------ Records for processing
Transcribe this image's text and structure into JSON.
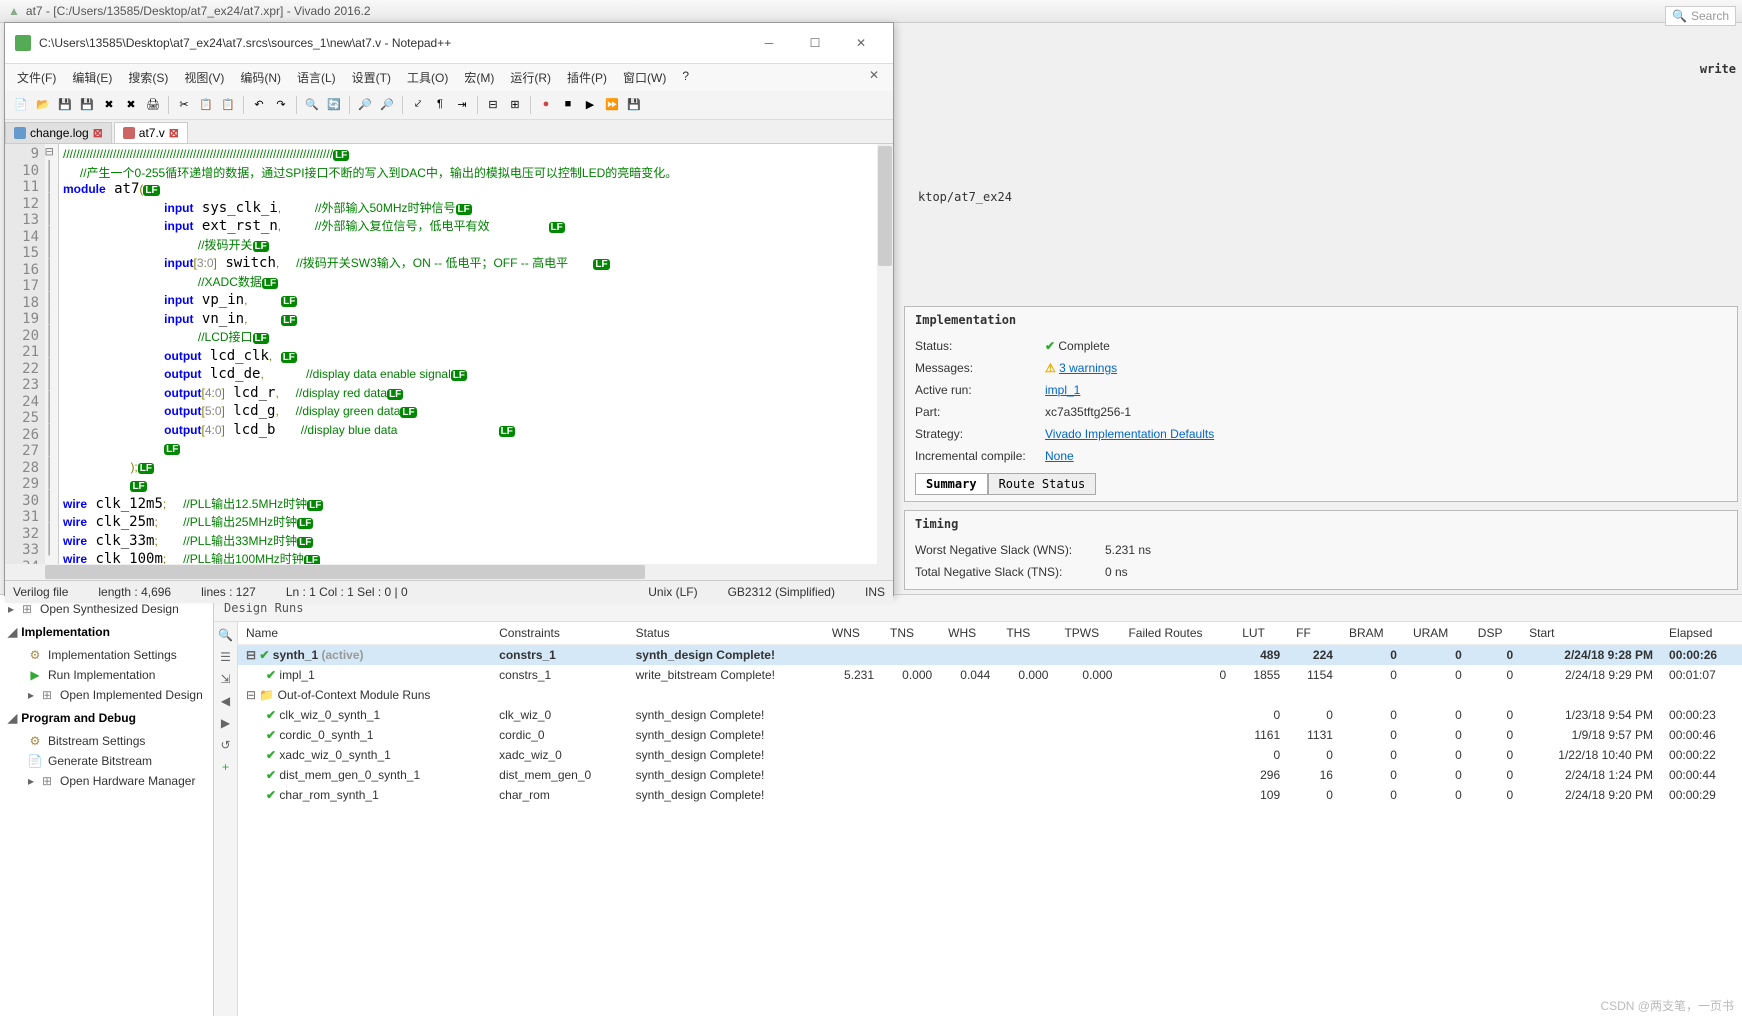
{
  "vivado": {
    "title": "at7 - [C:/Users/13585/Desktop/at7_ex24/at7.xpr] - Vivado 2016.2",
    "search_placeholder": "Search",
    "write_label": "write",
    "path_fragment": "ktop/at7_ex24"
  },
  "npp": {
    "title": "C:\\Users\\13585\\Desktop\\at7_ex24\\at7.srcs\\sources_1\\new\\at7.v - Notepad++",
    "menus": [
      "文件(F)",
      "编辑(E)",
      "搜索(S)",
      "视图(V)",
      "编码(N)",
      "语言(L)",
      "设置(T)",
      "工具(O)",
      "宏(M)",
      "运行(R)",
      "插件(P)",
      "窗口(W)",
      "?"
    ],
    "tabs": [
      {
        "name": "change.log",
        "active": false,
        "icon": "blue"
      },
      {
        "name": "at7.v",
        "active": true,
        "icon": "red"
      }
    ],
    "status": {
      "type": "Verilog file",
      "length": "length : 4,696",
      "lines": "lines : 127",
      "pos": "Ln : 1   Col : 1   Sel : 0 | 0",
      "eol": "Unix (LF)",
      "enc": "GB2312 (Simplified)",
      "mode": "INS"
    },
    "code_start_line": 9
  },
  "impl": {
    "title": "Implementation",
    "status_label": "Status:",
    "status_val": "Complete",
    "messages_label": "Messages:",
    "messages_val": "3 warnings",
    "active_run_label": "Active run:",
    "active_run_val": "impl_1",
    "part_label": "Part:",
    "part_val": "xc7a35tftg256-1",
    "strategy_label": "Strategy:",
    "strategy_val": "Vivado Implementation Defaults",
    "incremental_label": "Incremental compile:",
    "incremental_val": "None",
    "tab_summary": "Summary",
    "tab_route": "Route Status"
  },
  "timing": {
    "title": "Timing",
    "wns_label": "Worst Negative Slack (WNS):",
    "wns_val": "5.231 ns",
    "tns_label": "Total Negative Slack (TNS):",
    "tns_val": "0 ns"
  },
  "flow": {
    "open_synth": "Open Synthesized Design",
    "impl_header": "Implementation",
    "impl_settings": "Implementation Settings",
    "run_impl": "Run Implementation",
    "open_impl": "Open Implemented Design",
    "prog_header": "Program and Debug",
    "bitstream_settings": "Bitstream Settings",
    "gen_bitstream": "Generate Bitstream",
    "open_hw": "Open Hardware Manager"
  },
  "design_runs": {
    "title": "Design Runs",
    "headers": [
      "Name",
      "Constraints",
      "Status",
      "WNS",
      "TNS",
      "WHS",
      "THS",
      "TPWS",
      "Failed Routes",
      "LUT",
      "FF",
      "BRAM",
      "URAM",
      "DSP",
      "Start",
      "Elapsed"
    ],
    "rows": [
      {
        "indent": 0,
        "toggle": "⊟",
        "check": true,
        "name": "synth_1",
        "suffix": "(active)",
        "constraints": "constrs_1",
        "status": "synth_design Complete!",
        "wns": "",
        "tns": "",
        "whs": "",
        "ths": "",
        "tpws": "",
        "failed": "",
        "lut": "489",
        "ff": "224",
        "bram": "0",
        "uram": "0",
        "dsp": "0",
        "start": "2/24/18 9:28 PM",
        "elapsed": "00:00:26",
        "bold": true,
        "sel": true
      },
      {
        "indent": 1,
        "toggle": "",
        "check": true,
        "name": "impl_1",
        "suffix": "",
        "constraints": "constrs_1",
        "status": "write_bitstream Complete!",
        "wns": "5.231",
        "tns": "0.000",
        "whs": "0.044",
        "ths": "0.000",
        "tpws": "0.000",
        "failed": "0",
        "lut": "1855",
        "ff": "1154",
        "bram": "0",
        "uram": "0",
        "dsp": "0",
        "start": "2/24/18 9:29 PM",
        "elapsed": "00:01:07",
        "bold": false,
        "sel": false
      },
      {
        "indent": 0,
        "toggle": "⊟",
        "check": false,
        "folder": true,
        "name": "Out-of-Context Module Runs",
        "suffix": "",
        "constraints": "",
        "status": "",
        "wns": "",
        "tns": "",
        "whs": "",
        "ths": "",
        "tpws": "",
        "failed": "",
        "lut": "",
        "ff": "",
        "bram": "",
        "uram": "",
        "dsp": "",
        "start": "",
        "elapsed": "",
        "bold": false,
        "sel": false
      },
      {
        "indent": 1,
        "toggle": "",
        "check": true,
        "name": "clk_wiz_0_synth_1",
        "suffix": "",
        "constraints": "clk_wiz_0",
        "status": "synth_design Complete!",
        "wns": "",
        "tns": "",
        "whs": "",
        "ths": "",
        "tpws": "",
        "failed": "",
        "lut": "0",
        "ff": "0",
        "bram": "0",
        "uram": "0",
        "dsp": "0",
        "start": "1/23/18 9:54 PM",
        "elapsed": "00:00:23",
        "bold": false,
        "sel": false
      },
      {
        "indent": 1,
        "toggle": "",
        "check": true,
        "name": "cordic_0_synth_1",
        "suffix": "",
        "constraints": "cordic_0",
        "status": "synth_design Complete!",
        "wns": "",
        "tns": "",
        "whs": "",
        "ths": "",
        "tpws": "",
        "failed": "",
        "lut": "1161",
        "ff": "1131",
        "bram": "0",
        "uram": "0",
        "dsp": "0",
        "start": "1/9/18 9:57 PM",
        "elapsed": "00:00:46",
        "bold": false,
        "sel": false
      },
      {
        "indent": 1,
        "toggle": "",
        "check": true,
        "name": "xadc_wiz_0_synth_1",
        "suffix": "",
        "constraints": "xadc_wiz_0",
        "status": "synth_design Complete!",
        "wns": "",
        "tns": "",
        "whs": "",
        "ths": "",
        "tpws": "",
        "failed": "",
        "lut": "0",
        "ff": "0",
        "bram": "0",
        "uram": "0",
        "dsp": "0",
        "start": "1/22/18 10:40 PM",
        "elapsed": "00:00:22",
        "bold": false,
        "sel": false
      },
      {
        "indent": 1,
        "toggle": "",
        "check": true,
        "name": "dist_mem_gen_0_synth_1",
        "suffix": "",
        "constraints": "dist_mem_gen_0",
        "status": "synth_design Complete!",
        "wns": "",
        "tns": "",
        "whs": "",
        "ths": "",
        "tpws": "",
        "failed": "",
        "lut": "296",
        "ff": "16",
        "bram": "0",
        "uram": "0",
        "dsp": "0",
        "start": "2/24/18 1:24 PM",
        "elapsed": "00:00:44",
        "bold": false,
        "sel": false
      },
      {
        "indent": 1,
        "toggle": "",
        "check": true,
        "name": "char_rom_synth_1",
        "suffix": "",
        "constraints": "char_rom",
        "status": "synth_design Complete!",
        "wns": "",
        "tns": "",
        "whs": "",
        "ths": "",
        "tpws": "",
        "failed": "",
        "lut": "109",
        "ff": "0",
        "bram": "0",
        "uram": "0",
        "dsp": "0",
        "start": "2/24/18 9:20 PM",
        "elapsed": "00:00:29",
        "bold": false,
        "sel": false
      }
    ]
  },
  "watermark": "CSDN @两支笔，一页书"
}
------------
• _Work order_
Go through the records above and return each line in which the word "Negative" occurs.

• _Expected answer_
    "wns_label": "Worst Negative Slack (WNS):",
    "tns_label": "Total Negative Slack (TNS):",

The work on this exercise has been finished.